>>

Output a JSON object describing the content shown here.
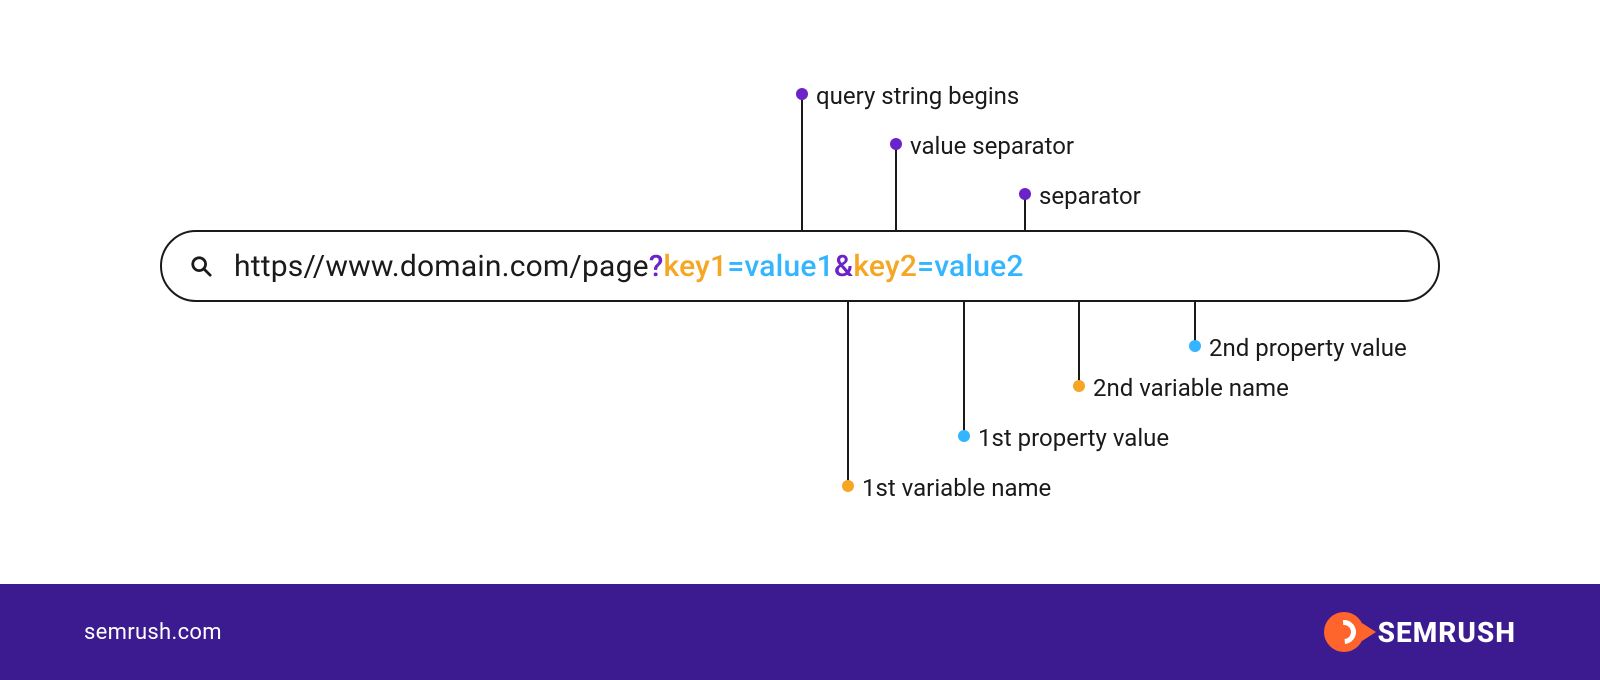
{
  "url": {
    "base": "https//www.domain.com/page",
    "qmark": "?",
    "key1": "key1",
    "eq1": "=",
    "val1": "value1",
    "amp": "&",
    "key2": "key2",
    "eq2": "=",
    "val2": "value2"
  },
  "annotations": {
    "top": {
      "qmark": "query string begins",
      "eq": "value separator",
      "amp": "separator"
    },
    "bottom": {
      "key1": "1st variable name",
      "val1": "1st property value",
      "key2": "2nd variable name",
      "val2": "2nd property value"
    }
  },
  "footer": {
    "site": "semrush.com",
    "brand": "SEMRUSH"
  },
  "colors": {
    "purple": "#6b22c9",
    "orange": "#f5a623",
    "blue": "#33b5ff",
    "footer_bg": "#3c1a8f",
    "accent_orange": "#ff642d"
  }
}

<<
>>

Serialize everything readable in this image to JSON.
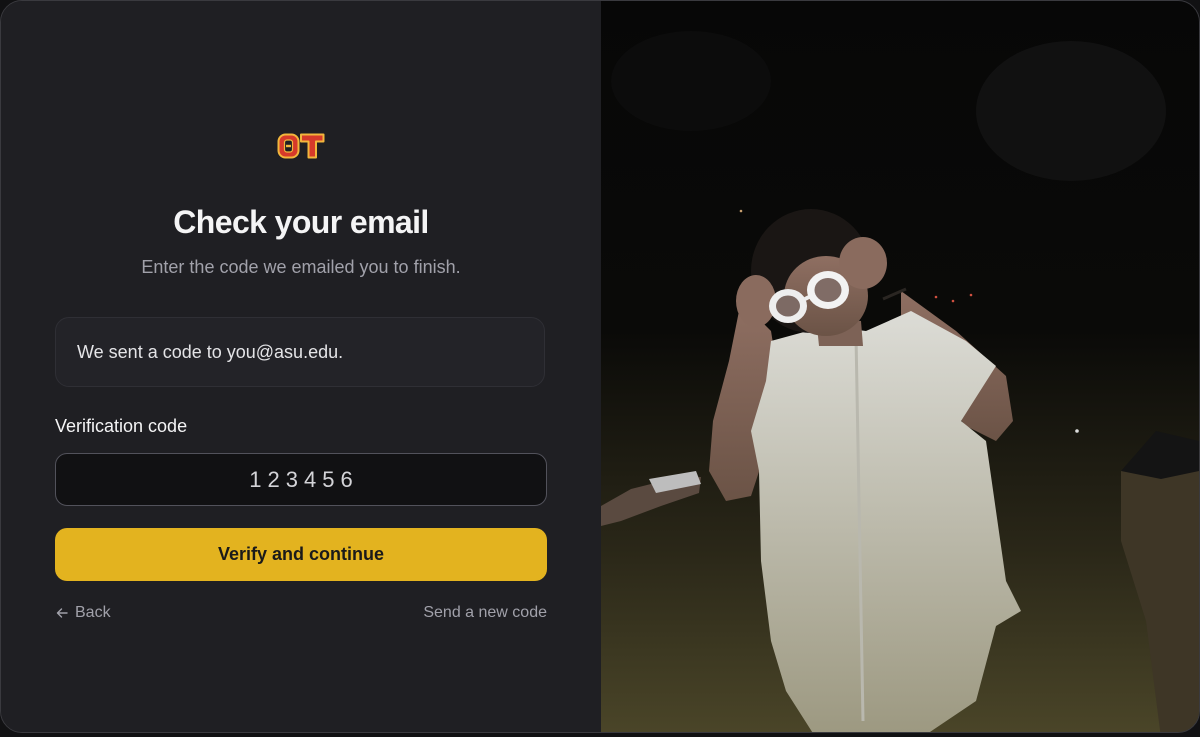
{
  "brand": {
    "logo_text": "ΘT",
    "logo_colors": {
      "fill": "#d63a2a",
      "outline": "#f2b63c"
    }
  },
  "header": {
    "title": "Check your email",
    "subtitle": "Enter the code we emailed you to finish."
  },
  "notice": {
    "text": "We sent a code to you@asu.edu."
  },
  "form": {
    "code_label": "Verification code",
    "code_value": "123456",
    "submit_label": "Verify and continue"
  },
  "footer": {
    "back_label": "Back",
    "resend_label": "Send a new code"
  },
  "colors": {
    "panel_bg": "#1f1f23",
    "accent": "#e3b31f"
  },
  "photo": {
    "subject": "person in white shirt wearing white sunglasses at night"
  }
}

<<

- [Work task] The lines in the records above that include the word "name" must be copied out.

- [Response area]
      "key1": "1st variable name",
      "key2": "2nd variable name",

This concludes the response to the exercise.